## Work to be completed
Give back every line of the data, word for word.

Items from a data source
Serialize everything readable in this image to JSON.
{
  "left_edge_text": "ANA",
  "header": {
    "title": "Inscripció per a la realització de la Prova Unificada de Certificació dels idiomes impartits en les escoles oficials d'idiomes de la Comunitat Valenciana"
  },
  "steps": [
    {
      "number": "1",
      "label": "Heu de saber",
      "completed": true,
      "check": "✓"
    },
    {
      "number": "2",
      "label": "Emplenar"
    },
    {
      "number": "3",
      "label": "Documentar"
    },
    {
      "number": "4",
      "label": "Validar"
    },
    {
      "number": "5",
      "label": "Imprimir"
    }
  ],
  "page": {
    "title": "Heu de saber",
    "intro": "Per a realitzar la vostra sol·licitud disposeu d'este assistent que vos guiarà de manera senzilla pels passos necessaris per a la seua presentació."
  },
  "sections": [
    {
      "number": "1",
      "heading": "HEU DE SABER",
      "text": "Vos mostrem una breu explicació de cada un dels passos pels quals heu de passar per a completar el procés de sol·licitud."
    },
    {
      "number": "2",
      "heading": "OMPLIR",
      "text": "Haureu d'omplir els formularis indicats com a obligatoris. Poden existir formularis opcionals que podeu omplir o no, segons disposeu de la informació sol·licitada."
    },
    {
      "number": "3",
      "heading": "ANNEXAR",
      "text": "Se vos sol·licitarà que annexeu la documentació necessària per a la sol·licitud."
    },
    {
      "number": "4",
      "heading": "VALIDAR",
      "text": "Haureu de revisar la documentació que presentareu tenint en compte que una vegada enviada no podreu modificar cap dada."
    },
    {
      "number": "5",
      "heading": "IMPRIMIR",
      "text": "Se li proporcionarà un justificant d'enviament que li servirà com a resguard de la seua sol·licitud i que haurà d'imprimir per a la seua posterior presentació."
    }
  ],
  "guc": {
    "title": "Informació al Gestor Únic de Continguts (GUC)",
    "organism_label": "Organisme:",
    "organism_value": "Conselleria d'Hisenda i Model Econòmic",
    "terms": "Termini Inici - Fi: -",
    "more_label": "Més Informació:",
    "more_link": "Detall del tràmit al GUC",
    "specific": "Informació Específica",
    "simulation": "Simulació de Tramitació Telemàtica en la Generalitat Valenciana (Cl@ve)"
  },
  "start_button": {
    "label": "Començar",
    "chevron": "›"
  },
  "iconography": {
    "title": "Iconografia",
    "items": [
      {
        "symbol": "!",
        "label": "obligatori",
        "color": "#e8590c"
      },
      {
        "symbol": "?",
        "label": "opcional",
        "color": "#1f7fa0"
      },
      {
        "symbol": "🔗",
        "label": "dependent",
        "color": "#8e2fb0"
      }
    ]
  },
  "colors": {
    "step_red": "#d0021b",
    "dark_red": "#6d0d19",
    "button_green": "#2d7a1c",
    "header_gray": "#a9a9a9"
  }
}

## Completed task
Serialize everything readable in this image to JSON.
{
  "left_edge_text": "ANA",
  "header": {
    "title": "Inscripció per a la realització de la Prova Unificada de Certificació dels idiomes impartits en les escoles oficials d'idiomes de la Comunitat Valenciana"
  },
  "steps": [
    {
      "number": "1",
      "label": "Heu de saber",
      "completed": true,
      "check": "✓"
    },
    {
      "number": "2",
      "label": "Emplenar"
    },
    {
      "number": "3",
      "label": "Documentar"
    },
    {
      "number": "4",
      "label": "Validar"
    },
    {
      "number": "5",
      "label": "Imprimir"
    }
  ],
  "page": {
    "title": "Heu de saber",
    "intro": "Per a realitzar la vostra sol·licitud disposeu d'este assistent que vos guiarà de manera senzilla pels passos necessaris per a la seua presentació."
  },
  "sections": [
    {
      "number": "1",
      "heading": "HEU DE SABER",
      "text": "Vos mostrem una breu explicació de cada un dels passos pels quals heu de passar per a completar el procés de sol·licitud."
    },
    {
      "number": "2",
      "heading": "OMPLIR",
      "text": "Haureu d'omplir els formularis indicats com a obligatoris. Poden existir formularis opcionals que podeu omplir o no, segons disposeu de la informació sol·licitada."
    },
    {
      "number": "3",
      "heading": "ANNEXAR",
      "text": "Se vos sol·licitarà que annexeu la documentació necessària per a la sol·licitud."
    },
    {
      "number": "4",
      "heading": "VALIDAR",
      "text": "Haureu de revisar la documentació que presentareu tenint en compte que una vegada enviada no podreu modificar cap dada."
    },
    {
      "number": "5",
      "heading": "IMPRIMIR",
      "text": "Se li proporcionarà un justificant d'enviament que li servirà com a resguard de la seua sol·licitud i que haurà d'imprimir per a la seua posterior presentació."
    }
  ],
  "guc": {
    "title": "Informació al Gestor Únic de Continguts (GUC)",
    "organism_label": "Organisme:",
    "organism_value": "Conselleria d'Hisenda i Model Econòmic",
    "terms": "Termini Inici - Fi: -",
    "more_label": "Més Informació:",
    "more_link": "Detall del tràmit al GUC",
    "specific": "Informació Específica",
    "simulation": "Simulació de Tramitació Telemàtica en la Generalitat Valenciana (Cl@ve)"
  },
  "start_button": {
    "label": "Començar",
    "chevron": "›"
  },
  "iconography": {
    "title": "Iconografia",
    "items": [
      {
        "symbol": "!",
        "label": "obligatori",
        "color": "#e8590c"
      },
      {
        "symbol": "?",
        "label": "opcional",
        "color": "#1f7fa0"
      },
      {
        "symbol": "🔗",
        "label": "dependent",
        "color": "#8e2fb0"
      }
    ]
  },
  "colors": {
    "step_red": "#d0021b",
    "dark_red": "#6d0d19",
    "button_green": "#2d7a1c",
    "header_gray": "#a9a9a9"
  }
}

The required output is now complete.